*** Opening RECORDS SUPPLIED ***
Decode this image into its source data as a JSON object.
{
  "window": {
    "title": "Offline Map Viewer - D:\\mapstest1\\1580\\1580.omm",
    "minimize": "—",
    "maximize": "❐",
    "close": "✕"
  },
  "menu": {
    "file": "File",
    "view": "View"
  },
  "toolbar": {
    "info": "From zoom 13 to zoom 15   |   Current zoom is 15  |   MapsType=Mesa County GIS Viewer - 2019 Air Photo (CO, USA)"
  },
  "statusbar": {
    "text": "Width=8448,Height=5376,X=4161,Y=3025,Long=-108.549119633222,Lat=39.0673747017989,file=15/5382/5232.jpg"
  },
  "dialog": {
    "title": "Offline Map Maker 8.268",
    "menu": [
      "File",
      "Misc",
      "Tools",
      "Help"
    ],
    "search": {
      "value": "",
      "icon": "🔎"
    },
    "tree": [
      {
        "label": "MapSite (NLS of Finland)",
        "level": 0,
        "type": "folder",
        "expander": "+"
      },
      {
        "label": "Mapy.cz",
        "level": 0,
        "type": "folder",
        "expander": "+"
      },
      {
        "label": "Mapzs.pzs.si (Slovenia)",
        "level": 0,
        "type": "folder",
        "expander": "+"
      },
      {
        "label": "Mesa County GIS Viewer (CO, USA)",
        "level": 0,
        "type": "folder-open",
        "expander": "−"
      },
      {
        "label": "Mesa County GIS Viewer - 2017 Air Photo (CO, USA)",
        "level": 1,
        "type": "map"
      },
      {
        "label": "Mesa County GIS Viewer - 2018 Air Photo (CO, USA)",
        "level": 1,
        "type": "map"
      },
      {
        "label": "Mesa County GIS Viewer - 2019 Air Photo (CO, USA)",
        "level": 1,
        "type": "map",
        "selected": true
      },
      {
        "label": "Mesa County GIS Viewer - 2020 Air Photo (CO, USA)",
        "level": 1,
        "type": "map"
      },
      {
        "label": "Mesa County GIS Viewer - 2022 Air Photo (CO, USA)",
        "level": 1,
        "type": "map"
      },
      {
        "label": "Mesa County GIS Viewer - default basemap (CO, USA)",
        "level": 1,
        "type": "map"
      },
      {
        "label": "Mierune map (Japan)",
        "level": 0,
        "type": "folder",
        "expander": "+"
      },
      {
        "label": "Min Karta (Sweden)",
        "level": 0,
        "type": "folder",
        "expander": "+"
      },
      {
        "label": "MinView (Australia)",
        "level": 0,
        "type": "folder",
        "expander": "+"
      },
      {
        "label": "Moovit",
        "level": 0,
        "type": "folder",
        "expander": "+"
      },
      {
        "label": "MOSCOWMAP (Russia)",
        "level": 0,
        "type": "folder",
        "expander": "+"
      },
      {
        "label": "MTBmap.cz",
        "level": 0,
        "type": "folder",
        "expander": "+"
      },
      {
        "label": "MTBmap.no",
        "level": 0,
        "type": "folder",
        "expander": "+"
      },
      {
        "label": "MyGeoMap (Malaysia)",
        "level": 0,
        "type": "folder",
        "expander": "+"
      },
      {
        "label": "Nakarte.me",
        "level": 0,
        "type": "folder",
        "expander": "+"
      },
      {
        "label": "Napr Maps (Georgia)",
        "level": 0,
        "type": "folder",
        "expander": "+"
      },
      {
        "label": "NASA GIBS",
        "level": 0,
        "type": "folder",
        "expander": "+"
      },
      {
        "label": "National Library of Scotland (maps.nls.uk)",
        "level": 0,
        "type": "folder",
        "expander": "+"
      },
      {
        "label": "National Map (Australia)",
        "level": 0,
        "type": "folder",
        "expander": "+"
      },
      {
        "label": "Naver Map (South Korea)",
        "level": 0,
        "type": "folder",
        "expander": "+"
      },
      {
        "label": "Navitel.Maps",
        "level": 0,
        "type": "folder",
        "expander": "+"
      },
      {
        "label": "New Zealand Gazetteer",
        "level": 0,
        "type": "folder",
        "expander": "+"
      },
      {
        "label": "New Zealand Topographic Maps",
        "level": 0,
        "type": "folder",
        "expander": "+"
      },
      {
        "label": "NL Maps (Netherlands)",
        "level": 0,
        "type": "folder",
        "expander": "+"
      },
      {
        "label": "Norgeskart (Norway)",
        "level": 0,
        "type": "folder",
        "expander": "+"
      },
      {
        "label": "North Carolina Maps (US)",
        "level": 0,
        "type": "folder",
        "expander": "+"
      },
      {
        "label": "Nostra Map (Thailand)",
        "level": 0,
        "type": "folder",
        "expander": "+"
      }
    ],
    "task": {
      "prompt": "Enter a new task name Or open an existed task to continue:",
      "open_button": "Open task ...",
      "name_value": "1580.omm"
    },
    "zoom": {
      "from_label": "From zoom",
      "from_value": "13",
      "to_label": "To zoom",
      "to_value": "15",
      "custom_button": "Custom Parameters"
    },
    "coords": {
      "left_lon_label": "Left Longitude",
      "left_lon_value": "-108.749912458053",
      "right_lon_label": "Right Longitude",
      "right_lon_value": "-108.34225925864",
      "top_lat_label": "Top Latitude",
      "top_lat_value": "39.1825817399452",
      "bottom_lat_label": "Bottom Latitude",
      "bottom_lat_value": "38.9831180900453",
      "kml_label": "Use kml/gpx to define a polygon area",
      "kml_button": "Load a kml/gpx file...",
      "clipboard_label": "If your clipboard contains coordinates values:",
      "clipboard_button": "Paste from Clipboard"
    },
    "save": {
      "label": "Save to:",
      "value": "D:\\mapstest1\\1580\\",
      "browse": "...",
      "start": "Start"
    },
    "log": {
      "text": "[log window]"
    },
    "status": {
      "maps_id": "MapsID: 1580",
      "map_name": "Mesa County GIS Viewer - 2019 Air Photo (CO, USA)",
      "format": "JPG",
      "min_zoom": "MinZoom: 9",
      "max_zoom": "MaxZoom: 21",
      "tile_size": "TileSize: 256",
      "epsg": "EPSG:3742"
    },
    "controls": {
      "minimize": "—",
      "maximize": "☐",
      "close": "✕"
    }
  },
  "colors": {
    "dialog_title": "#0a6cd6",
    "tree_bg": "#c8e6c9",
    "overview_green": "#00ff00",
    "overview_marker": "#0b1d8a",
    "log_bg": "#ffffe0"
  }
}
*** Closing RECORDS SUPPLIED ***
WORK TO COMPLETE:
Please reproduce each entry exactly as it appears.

EXERCISE OUTPUT:
Decode this image into its source data as a JSON object.
{
  "window": {
    "title": "Offline Map Viewer - D:\\mapstest1\\1580\\1580.omm",
    "minimize": "—",
    "maximize": "❐",
    "close": "✕"
  },
  "menu": {
    "file": "File",
    "view": "View"
  },
  "toolbar": {
    "info": "From zoom 13 to zoom 15   |   Current zoom is 15  |   MapsType=Mesa County GIS Viewer - 2019 Air Photo (CO, USA)"
  },
  "statusbar": {
    "text": "Width=8448,Height=5376,X=4161,Y=3025,Long=-108.549119633222,Lat=39.0673747017989,file=15/5382/5232.jpg"
  },
  "dialog": {
    "title": "Offline Map Maker 8.268",
    "menu": [
      "File",
      "Misc",
      "Tools",
      "Help"
    ],
    "search": {
      "value": "",
      "icon": "🔎"
    },
    "tree": [
      {
        "label": "MapSite (NLS of Finland)",
        "level": 0,
        "type": "folder",
        "expander": "+"
      },
      {
        "label": "Mapy.cz",
        "level": 0,
        "type": "folder",
        "expander": "+"
      },
      {
        "label": "Mapzs.pzs.si (Slovenia)",
        "level": 0,
        "type": "folder",
        "expander": "+"
      },
      {
        "label": "Mesa County GIS Viewer (CO, USA)",
        "level": 0,
        "type": "folder-open",
        "expander": "−"
      },
      {
        "label": "Mesa County GIS Viewer - 2017 Air Photo (CO, USA)",
        "level": 1,
        "type": "map"
      },
      {
        "label": "Mesa County GIS Viewer - 2018 Air Photo (CO, USA)",
        "level": 1,
        "type": "map"
      },
      {
        "label": "Mesa County GIS Viewer - 2019 Air Photo (CO, USA)",
        "level": 1,
        "type": "map",
        "selected": true
      },
      {
        "label": "Mesa County GIS Viewer - 2020 Air Photo (CO, USA)",
        "level": 1,
        "type": "map"
      },
      {
        "label": "Mesa County GIS Viewer - 2022 Air Photo (CO, USA)",
        "level": 1,
        "type": "map"
      },
      {
        "label": "Mesa County GIS Viewer - default basemap (CO, USA)",
        "level": 1,
        "type": "map"
      },
      {
        "label": "Mierune map (Japan)",
        "level": 0,
        "type": "folder",
        "expander": "+"
      },
      {
        "label": "Min Karta (Sweden)",
        "level": 0,
        "type": "folder",
        "expander": "+"
      },
      {
        "label": "MinView (Australia)",
        "level": 0,
        "type": "folder",
        "expander": "+"
      },
      {
        "label": "Moovit",
        "level": 0,
        "type": "folder",
        "expander": "+"
      },
      {
        "label": "MOSCOWMAP (Russia)",
        "level": 0,
        "type": "folder",
        "expander": "+"
      },
      {
        "label": "MTBmap.cz",
        "level": 0,
        "type": "folder",
        "expander": "+"
      },
      {
        "label": "MTBmap.no",
        "level": 0,
        "type": "folder",
        "expander": "+"
      },
      {
        "label": "MyGeoMap (Malaysia)",
        "level": 0,
        "type": "folder",
        "expander": "+"
      },
      {
        "label": "Nakarte.me",
        "level": 0,
        "type": "folder",
        "expander": "+"
      },
      {
        "label": "Napr Maps (Georgia)",
        "level": 0,
        "type": "folder",
        "expander": "+"
      },
      {
        "label": "NASA GIBS",
        "level": 0,
        "type": "folder",
        "expander": "+"
      },
      {
        "label": "National Library of Scotland (maps.nls.uk)",
        "level": 0,
        "type": "folder",
        "expander": "+"
      },
      {
        "label": "National Map (Australia)",
        "level": 0,
        "type": "folder",
        "expander": "+"
      },
      {
        "label": "Naver Map (South Korea)",
        "level": 0,
        "type": "folder",
        "expander": "+"
      },
      {
        "label": "Navitel.Maps",
        "level": 0,
        "type": "folder",
        "expander": "+"
      },
      {
        "label": "New Zealand Gazetteer",
        "level": 0,
        "type": "folder",
        "expander": "+"
      },
      {
        "label": "New Zealand Topographic Maps",
        "level": 0,
        "type": "folder",
        "expander": "+"
      },
      {
        "label": "NL Maps (Netherlands)",
        "level": 0,
        "type": "folder",
        "expander": "+"
      },
      {
        "label": "Norgeskart (Norway)",
        "level": 0,
        "type": "folder",
        "expander": "+"
      },
      {
        "label": "North Carolina Maps (US)",
        "level": 0,
        "type": "folder",
        "expander": "+"
      },
      {
        "label": "Nostra Map (Thailand)",
        "level": 0,
        "type": "folder",
        "expander": "+"
      }
    ],
    "task": {
      "prompt": "Enter a new task name Or open an existed task to continue:",
      "open_button": "Open task ...",
      "name_value": "1580.omm"
    },
    "zoom": {
      "from_label": "From zoom",
      "from_value": "13",
      "to_label": "To zoom",
      "to_value": "15",
      "custom_button": "Custom Parameters"
    },
    "coords": {
      "left_lon_label": "Left Longitude",
      "left_lon_value": "-108.749912458053",
      "right_lon_label": "Right Longitude",
      "right_lon_value": "-108.34225925864",
      "top_lat_label": "Top Latitude",
      "top_lat_value": "39.1825817399452",
      "bottom_lat_label": "Bottom Latitude",
      "bottom_lat_value": "38.9831180900453",
      "kml_label": "Use kml/gpx to define a polygon area",
      "kml_button": "Load a kml/gpx file...",
      "clipboard_label": "If your clipboard contains coordinates values:",
      "clipboard_button": "Paste from Clipboard"
    },
    "save": {
      "label": "Save to:",
      "value": "D:\\mapstest1\\1580\\",
      "browse": "...",
      "start": "Start"
    },
    "log": {
      "text": "[log window]"
    },
    "status": {
      "maps_id": "MapsID: 1580",
      "map_name": "Mesa County GIS Viewer - 2019 Air Photo (CO, USA)",
      "format": "JPG",
      "min_zoom": "MinZoom: 9",
      "max_zoom": "MaxZoom: 21",
      "tile_size": "TileSize: 256",
      "epsg": "EPSG:3742"
    },
    "controls": {
      "minimize": "—",
      "maximize": "☐",
      "close": "✕"
    }
  },
  "colors": {
    "dialog_title": "#0a6cd6",
    "tree_bg": "#c8e6c9",
    "overview_green": "#00ff00",
    "overview_marker": "#0b1d8a",
    "log_bg": "#ffffe0"
  }
}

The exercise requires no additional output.